**EXERCISE AIM**
Filter the data for lines with the word "this", then copy every line so identified.

Dataset rows for apps and sites:
◆ ◆ ◆ ◆ ◆
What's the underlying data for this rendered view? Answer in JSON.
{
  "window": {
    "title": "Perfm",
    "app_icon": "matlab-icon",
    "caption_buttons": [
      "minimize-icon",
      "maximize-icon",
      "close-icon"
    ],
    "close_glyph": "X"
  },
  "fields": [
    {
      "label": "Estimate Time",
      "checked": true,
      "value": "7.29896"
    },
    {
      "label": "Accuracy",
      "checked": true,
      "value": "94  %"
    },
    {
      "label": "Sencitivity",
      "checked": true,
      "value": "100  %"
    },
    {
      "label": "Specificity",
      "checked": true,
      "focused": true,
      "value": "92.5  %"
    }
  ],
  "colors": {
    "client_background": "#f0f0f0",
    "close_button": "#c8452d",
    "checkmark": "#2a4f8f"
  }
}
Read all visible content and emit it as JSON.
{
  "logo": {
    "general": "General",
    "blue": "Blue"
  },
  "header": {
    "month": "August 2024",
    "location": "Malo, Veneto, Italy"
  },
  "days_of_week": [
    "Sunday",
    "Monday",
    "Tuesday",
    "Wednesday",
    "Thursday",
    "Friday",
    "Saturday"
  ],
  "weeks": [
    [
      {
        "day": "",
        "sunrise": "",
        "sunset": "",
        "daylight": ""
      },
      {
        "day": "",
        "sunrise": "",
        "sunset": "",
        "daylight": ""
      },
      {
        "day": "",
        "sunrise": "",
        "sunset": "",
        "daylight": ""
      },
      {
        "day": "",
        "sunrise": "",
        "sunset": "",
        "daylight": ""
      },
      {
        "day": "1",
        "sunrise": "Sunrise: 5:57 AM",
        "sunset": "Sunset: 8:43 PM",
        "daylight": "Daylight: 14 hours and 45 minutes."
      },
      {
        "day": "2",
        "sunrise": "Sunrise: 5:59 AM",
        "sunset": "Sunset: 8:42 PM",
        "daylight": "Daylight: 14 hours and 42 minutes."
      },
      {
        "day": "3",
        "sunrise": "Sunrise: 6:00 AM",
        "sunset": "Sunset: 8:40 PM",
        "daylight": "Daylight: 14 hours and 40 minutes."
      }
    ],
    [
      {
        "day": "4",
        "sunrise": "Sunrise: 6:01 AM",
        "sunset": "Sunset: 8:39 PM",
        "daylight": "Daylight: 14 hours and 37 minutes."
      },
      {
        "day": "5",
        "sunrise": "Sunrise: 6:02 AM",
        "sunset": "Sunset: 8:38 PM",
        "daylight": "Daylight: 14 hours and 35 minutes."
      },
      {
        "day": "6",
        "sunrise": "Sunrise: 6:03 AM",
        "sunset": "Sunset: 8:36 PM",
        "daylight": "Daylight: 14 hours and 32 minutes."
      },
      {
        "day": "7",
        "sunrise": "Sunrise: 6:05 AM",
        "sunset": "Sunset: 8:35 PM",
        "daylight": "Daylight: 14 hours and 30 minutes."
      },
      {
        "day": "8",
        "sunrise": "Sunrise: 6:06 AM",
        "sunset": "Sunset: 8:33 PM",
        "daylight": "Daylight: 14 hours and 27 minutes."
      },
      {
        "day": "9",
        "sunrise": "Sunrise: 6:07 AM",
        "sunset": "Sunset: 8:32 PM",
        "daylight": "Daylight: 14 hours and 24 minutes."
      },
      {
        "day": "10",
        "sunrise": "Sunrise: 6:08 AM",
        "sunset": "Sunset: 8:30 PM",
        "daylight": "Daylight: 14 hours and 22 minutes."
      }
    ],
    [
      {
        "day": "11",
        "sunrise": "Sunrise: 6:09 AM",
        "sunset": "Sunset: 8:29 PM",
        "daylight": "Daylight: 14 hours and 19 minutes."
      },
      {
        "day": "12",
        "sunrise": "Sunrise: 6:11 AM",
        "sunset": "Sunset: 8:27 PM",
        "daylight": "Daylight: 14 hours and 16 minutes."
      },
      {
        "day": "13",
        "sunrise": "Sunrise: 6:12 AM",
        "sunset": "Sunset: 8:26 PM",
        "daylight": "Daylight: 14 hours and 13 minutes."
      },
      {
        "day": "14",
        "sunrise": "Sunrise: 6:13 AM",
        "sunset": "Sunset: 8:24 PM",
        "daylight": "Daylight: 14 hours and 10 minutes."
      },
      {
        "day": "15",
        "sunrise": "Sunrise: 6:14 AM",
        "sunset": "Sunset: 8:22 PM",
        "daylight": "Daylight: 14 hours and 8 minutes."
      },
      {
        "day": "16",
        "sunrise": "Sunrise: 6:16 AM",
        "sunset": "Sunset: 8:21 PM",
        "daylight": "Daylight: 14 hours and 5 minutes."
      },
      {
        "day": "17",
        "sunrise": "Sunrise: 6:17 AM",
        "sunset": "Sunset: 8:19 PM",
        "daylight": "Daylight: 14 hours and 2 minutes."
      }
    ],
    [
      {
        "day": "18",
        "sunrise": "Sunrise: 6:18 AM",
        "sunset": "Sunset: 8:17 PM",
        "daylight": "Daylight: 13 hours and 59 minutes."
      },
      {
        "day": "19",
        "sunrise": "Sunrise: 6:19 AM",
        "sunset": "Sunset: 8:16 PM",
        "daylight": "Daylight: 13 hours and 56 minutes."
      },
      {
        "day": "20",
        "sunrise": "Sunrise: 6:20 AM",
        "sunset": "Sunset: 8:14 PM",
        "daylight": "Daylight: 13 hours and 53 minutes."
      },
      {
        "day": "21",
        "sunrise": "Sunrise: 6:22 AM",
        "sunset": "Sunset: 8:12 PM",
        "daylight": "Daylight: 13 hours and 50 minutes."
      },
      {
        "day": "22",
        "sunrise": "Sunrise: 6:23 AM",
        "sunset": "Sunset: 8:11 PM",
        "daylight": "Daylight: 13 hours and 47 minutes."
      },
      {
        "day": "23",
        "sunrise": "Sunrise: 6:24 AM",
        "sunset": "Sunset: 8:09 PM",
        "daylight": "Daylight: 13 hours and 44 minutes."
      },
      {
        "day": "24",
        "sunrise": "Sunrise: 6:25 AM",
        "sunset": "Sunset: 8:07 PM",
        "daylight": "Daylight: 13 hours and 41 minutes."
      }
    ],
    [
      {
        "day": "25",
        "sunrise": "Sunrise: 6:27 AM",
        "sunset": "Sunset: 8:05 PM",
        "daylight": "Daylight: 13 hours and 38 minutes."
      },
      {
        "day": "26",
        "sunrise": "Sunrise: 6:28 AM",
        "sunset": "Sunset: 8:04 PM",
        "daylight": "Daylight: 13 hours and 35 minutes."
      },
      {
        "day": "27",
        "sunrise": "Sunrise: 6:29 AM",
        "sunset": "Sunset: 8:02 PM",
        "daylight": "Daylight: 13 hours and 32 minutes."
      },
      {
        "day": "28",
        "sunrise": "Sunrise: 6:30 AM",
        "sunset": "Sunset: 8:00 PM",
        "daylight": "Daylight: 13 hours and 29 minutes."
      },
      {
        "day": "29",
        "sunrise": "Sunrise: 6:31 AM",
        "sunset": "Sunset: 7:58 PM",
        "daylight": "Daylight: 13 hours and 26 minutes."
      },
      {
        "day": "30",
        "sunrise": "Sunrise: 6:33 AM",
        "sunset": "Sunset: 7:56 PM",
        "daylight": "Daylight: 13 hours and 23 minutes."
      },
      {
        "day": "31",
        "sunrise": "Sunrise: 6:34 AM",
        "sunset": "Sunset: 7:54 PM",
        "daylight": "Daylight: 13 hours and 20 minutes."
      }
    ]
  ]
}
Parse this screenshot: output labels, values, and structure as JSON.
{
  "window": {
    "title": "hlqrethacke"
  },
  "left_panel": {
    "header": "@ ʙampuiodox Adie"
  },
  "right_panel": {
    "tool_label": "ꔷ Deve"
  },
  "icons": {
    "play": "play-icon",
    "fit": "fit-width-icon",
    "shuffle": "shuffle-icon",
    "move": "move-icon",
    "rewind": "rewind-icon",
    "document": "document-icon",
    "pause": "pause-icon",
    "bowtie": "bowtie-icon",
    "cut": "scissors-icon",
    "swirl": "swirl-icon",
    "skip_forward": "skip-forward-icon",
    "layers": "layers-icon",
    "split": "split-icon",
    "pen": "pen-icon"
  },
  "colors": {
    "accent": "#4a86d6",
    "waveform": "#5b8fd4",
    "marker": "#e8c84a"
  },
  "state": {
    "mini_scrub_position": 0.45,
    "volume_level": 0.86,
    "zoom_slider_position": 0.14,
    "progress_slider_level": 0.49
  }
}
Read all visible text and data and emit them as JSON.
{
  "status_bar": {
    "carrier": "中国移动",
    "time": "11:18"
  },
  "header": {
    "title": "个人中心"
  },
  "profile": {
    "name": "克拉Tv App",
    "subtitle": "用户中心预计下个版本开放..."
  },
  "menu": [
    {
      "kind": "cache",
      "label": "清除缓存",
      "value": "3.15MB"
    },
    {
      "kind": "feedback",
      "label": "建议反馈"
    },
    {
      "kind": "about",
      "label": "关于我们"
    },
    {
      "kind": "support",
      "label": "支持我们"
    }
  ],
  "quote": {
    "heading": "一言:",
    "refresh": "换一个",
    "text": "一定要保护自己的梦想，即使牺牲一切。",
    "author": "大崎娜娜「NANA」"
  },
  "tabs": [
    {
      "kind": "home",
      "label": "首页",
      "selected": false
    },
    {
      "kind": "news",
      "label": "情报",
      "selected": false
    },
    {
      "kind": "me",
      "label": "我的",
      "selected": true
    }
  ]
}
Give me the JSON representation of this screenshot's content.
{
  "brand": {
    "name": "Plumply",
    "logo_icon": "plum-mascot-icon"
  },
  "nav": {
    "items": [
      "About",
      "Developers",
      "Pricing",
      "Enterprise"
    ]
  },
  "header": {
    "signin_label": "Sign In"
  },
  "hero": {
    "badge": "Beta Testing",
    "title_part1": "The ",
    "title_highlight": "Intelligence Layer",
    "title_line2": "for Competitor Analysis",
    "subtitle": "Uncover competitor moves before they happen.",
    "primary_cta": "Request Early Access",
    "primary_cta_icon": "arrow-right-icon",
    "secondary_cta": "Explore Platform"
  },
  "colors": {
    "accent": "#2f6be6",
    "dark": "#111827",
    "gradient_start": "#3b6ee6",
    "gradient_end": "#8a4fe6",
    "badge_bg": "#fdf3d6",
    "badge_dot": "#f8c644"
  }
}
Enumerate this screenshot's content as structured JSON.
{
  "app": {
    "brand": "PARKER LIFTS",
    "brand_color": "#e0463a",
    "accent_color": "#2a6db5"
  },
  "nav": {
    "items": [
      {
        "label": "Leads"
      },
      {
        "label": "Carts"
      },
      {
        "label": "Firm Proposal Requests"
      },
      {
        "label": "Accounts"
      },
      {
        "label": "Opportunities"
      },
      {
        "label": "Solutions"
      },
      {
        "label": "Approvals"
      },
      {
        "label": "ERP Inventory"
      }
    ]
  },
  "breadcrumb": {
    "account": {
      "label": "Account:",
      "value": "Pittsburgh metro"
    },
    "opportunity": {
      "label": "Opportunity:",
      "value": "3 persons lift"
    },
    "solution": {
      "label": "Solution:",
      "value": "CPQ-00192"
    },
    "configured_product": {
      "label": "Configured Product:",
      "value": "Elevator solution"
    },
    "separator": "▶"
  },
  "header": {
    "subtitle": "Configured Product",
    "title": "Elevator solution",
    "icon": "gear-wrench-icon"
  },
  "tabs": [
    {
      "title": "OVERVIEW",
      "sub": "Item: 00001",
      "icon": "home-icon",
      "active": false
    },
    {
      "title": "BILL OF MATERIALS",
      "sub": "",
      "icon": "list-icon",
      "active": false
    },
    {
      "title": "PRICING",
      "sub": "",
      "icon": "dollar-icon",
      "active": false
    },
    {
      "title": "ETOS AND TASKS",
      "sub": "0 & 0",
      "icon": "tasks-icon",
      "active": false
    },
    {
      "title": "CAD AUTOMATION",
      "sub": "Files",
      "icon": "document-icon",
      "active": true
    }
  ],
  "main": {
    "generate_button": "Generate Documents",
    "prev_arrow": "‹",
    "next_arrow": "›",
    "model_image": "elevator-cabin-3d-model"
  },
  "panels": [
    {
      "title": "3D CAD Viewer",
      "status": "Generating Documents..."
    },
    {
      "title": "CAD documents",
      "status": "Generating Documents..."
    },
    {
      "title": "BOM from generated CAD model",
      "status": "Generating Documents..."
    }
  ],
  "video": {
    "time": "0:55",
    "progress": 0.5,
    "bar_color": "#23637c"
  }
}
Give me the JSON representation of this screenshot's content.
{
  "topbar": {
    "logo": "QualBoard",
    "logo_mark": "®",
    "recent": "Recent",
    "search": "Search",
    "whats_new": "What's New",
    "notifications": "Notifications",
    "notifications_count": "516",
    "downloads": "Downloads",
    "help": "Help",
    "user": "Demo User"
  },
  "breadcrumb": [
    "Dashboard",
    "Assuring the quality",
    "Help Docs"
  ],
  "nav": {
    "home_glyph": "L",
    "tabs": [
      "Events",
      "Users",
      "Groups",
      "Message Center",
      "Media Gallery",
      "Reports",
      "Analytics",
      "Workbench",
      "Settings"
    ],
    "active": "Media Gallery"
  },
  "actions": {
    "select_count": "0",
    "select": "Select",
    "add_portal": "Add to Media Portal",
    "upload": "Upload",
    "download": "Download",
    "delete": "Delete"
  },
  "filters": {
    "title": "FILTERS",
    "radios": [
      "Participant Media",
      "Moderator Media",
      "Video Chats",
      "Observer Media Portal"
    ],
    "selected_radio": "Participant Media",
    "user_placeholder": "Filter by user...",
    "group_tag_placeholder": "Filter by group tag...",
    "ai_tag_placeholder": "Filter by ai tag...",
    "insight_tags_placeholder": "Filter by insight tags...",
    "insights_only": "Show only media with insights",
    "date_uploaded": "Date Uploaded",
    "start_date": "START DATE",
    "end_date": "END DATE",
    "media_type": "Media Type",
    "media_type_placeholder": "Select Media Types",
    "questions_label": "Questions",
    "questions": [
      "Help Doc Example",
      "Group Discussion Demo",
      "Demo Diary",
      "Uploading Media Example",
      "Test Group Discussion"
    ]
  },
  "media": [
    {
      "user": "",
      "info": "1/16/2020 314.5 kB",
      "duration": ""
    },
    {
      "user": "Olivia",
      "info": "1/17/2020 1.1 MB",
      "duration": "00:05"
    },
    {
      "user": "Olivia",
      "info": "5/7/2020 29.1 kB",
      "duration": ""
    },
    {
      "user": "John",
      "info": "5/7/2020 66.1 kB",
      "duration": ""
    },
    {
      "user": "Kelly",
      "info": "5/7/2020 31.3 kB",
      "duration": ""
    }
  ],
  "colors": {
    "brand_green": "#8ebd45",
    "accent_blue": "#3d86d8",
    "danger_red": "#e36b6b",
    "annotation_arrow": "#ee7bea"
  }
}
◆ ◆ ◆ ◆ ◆
**ANSWER TO THE PROBLEM**
What's the underlying data for this rendered view? Answer in JSON.
Parse this screenshot: output labels, values, and structure as JSON.
Give me the JSON representation of this screenshot's content.
Enumerate this screenshot's content as structured JSON.
Give me the JSON representation of this screenshot's content.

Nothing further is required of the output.